Interface dataset entries –

--------

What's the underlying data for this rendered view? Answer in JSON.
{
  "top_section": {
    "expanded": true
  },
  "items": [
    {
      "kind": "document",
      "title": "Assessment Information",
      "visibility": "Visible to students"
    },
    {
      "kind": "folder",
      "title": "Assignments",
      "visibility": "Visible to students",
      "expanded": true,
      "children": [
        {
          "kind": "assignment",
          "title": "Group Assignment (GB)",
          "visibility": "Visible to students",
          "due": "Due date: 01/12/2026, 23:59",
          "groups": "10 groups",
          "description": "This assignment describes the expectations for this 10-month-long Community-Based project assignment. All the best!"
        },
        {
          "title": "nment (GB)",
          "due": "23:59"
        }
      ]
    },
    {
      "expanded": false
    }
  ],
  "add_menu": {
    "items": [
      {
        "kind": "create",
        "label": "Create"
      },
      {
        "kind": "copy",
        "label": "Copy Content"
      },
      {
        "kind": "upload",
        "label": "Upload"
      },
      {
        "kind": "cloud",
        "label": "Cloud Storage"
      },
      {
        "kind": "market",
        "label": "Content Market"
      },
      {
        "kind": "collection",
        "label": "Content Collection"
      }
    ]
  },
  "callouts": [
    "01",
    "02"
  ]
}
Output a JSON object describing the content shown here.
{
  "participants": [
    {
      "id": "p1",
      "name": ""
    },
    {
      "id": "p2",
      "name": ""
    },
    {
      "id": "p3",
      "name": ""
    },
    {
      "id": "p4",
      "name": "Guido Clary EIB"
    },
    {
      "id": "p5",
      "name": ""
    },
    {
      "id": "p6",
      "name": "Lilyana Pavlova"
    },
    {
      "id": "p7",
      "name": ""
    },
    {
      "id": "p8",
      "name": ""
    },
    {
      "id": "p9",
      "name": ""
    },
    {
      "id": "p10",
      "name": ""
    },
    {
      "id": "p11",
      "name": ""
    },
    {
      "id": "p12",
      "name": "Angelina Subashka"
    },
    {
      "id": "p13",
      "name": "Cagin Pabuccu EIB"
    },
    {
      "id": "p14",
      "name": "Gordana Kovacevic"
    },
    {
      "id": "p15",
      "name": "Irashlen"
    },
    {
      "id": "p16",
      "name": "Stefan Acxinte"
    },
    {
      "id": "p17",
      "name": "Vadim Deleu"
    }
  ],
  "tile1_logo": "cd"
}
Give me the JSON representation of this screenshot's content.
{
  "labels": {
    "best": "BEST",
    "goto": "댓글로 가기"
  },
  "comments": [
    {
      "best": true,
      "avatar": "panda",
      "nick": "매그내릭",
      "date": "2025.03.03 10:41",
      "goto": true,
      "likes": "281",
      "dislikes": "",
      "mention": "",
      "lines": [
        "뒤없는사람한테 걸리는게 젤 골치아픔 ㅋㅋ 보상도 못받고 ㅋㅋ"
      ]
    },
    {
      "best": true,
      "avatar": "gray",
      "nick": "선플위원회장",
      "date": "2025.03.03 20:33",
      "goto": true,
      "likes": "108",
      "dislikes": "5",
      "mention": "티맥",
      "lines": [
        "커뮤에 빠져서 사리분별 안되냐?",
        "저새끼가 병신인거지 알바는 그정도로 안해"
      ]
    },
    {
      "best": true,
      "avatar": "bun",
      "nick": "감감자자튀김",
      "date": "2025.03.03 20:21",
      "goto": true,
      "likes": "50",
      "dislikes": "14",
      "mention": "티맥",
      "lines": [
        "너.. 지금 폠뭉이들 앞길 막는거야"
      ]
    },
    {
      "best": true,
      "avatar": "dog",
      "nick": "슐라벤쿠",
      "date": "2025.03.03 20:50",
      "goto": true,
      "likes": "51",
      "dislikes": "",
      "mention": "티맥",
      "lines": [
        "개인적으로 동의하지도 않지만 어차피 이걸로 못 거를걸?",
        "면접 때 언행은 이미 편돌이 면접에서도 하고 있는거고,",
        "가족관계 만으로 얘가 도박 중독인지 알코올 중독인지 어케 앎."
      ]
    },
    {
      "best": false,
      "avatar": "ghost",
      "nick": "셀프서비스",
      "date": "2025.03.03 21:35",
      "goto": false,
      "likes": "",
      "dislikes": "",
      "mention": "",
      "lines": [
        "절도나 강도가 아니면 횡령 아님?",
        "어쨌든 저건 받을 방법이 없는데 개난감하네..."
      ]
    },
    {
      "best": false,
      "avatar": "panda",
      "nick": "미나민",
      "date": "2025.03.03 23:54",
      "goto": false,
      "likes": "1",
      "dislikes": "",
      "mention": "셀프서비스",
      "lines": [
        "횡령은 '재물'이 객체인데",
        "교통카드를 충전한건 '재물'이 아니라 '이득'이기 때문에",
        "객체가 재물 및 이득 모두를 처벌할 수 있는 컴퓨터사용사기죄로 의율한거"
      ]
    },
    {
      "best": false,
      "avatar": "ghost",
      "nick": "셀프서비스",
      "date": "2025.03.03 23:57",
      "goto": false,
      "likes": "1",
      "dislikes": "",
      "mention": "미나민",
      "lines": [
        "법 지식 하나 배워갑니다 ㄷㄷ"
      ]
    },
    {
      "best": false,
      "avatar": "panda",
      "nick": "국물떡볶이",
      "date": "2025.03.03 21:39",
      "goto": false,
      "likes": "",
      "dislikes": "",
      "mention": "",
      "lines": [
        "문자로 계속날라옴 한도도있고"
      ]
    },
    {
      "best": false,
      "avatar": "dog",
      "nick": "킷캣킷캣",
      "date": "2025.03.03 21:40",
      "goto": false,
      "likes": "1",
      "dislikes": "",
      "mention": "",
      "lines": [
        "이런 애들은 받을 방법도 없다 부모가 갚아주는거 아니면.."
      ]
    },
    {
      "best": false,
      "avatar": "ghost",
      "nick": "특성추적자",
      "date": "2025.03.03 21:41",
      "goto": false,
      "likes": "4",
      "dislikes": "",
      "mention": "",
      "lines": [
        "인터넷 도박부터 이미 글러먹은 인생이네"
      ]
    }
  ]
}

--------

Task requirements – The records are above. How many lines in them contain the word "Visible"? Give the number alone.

Answer box – 3